[TASK INPUTS]
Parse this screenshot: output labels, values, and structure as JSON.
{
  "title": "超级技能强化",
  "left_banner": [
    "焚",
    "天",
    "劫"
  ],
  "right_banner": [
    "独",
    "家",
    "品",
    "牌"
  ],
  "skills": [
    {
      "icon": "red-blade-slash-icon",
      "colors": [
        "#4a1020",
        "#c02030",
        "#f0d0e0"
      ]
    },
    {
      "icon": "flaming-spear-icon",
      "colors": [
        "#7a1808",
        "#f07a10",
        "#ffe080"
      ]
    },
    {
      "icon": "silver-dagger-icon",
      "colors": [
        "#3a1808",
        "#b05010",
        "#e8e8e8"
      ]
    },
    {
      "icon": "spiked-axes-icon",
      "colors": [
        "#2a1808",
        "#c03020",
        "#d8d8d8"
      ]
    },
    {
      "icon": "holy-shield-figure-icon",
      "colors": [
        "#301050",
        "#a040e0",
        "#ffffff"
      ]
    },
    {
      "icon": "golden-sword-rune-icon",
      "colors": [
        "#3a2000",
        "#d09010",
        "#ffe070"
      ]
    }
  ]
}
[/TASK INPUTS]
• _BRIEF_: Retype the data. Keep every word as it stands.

• _RESULT OF THE TASK_:
Parse this screenshot: output labels, values, and structure as JSON.
{
  "title": "超级技能强化",
  "left_banner": [
    "焚",
    "天",
    "劫"
  ],
  "right_banner": [
    "独",
    "家",
    "品",
    "牌"
  ],
  "skills": [
    {
      "icon": "red-blade-slash-icon",
      "colors": [
        "#4a1020",
        "#c02030",
        "#f0d0e0"
      ]
    },
    {
      "icon": "flaming-spear-icon",
      "colors": [
        "#7a1808",
        "#f07a10",
        "#ffe080"
      ]
    },
    {
      "icon": "silver-dagger-icon",
      "colors": [
        "#3a1808",
        "#b05010",
        "#e8e8e8"
      ]
    },
    {
      "icon": "spiked-axes-icon",
      "colors": [
        "#2a1808",
        "#c03020",
        "#d8d8d8"
      ]
    },
    {
      "icon": "holy-shield-figure-icon",
      "colors": [
        "#301050",
        "#a040e0",
        "#ffffff"
      ]
    },
    {
      "icon": "golden-sword-rune-icon",
      "colors": [
        "#3a2000",
        "#d09010",
        "#ffe070"
      ]
    }
  ]
}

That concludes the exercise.